Records from a dataset:
== Segment start ==

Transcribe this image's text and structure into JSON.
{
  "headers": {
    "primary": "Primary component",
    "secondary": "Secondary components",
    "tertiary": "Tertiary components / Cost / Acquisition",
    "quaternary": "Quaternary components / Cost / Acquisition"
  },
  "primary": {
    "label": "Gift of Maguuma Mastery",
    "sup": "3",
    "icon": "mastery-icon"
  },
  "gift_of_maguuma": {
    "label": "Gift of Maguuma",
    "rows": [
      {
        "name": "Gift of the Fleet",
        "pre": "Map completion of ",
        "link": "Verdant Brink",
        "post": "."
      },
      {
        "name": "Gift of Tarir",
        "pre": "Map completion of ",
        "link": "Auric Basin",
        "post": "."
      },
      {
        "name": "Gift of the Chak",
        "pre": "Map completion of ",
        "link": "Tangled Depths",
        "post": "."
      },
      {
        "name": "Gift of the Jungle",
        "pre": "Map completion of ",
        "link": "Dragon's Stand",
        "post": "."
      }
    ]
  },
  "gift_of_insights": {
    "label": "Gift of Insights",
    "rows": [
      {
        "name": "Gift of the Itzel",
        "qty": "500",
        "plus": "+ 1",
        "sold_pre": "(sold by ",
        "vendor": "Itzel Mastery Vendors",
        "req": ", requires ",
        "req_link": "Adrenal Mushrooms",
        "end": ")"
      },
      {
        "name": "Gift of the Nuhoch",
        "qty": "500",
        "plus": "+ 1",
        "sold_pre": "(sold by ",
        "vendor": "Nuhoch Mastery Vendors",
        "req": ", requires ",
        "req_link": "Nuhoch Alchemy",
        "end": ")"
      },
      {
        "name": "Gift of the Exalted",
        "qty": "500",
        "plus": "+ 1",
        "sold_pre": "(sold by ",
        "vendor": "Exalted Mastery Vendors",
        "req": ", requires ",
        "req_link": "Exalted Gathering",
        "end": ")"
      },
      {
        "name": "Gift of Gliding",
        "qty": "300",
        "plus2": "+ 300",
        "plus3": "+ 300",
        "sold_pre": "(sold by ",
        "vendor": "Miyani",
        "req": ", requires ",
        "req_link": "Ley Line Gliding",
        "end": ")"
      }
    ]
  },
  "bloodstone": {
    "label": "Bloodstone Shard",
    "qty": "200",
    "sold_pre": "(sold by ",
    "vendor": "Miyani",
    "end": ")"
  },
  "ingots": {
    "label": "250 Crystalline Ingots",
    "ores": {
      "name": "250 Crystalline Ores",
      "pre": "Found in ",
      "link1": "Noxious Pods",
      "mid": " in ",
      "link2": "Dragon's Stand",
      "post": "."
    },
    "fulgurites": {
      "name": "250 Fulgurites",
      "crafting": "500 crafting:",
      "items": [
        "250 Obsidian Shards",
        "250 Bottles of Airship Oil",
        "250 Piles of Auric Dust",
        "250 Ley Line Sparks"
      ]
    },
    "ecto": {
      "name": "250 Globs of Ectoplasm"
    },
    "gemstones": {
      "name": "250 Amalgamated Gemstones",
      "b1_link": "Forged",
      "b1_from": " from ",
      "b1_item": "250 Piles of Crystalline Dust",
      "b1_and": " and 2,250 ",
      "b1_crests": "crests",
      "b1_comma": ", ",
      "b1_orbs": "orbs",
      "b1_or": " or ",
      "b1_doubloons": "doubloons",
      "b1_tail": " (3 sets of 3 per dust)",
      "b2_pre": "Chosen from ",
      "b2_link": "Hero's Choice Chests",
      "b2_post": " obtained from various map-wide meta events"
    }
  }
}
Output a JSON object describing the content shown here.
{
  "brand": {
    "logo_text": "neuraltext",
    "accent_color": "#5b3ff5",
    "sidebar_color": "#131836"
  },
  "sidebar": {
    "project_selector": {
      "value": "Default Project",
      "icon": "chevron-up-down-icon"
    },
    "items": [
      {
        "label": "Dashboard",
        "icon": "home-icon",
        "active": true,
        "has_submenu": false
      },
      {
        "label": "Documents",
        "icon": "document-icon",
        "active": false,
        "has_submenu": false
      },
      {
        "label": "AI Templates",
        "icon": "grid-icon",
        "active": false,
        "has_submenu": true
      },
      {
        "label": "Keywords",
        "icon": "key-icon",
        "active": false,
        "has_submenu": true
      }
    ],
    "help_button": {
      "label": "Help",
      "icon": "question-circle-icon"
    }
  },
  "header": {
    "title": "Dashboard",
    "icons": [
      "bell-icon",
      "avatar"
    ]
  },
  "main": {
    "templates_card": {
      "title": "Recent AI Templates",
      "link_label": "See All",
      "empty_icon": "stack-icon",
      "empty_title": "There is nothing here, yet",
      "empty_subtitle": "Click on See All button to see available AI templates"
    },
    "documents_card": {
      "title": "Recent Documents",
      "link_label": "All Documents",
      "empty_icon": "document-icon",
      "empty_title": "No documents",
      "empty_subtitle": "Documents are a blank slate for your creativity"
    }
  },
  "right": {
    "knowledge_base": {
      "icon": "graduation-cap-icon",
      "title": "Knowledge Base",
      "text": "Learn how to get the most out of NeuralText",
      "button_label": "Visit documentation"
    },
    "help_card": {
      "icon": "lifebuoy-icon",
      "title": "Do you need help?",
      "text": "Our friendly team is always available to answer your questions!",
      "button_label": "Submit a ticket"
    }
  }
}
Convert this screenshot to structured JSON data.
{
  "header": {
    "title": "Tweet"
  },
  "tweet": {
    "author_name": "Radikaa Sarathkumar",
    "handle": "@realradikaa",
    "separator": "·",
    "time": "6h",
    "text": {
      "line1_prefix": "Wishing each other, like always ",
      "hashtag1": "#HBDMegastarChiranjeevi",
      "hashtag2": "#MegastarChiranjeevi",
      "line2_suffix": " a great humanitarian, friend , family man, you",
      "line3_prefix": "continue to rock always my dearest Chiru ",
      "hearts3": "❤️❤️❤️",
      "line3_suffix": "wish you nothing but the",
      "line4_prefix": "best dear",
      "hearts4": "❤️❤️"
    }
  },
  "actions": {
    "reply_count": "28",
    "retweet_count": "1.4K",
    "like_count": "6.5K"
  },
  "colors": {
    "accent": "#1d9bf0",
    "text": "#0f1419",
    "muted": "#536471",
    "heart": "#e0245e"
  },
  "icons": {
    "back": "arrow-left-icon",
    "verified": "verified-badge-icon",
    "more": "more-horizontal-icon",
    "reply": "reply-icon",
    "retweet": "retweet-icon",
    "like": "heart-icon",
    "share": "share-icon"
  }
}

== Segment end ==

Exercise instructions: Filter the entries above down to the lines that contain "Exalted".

Task response:
        "name": "Gift of the Exalted",
        "vendor": "Exalted Mastery Vendors",
        "req_link": "Exalted Gathering",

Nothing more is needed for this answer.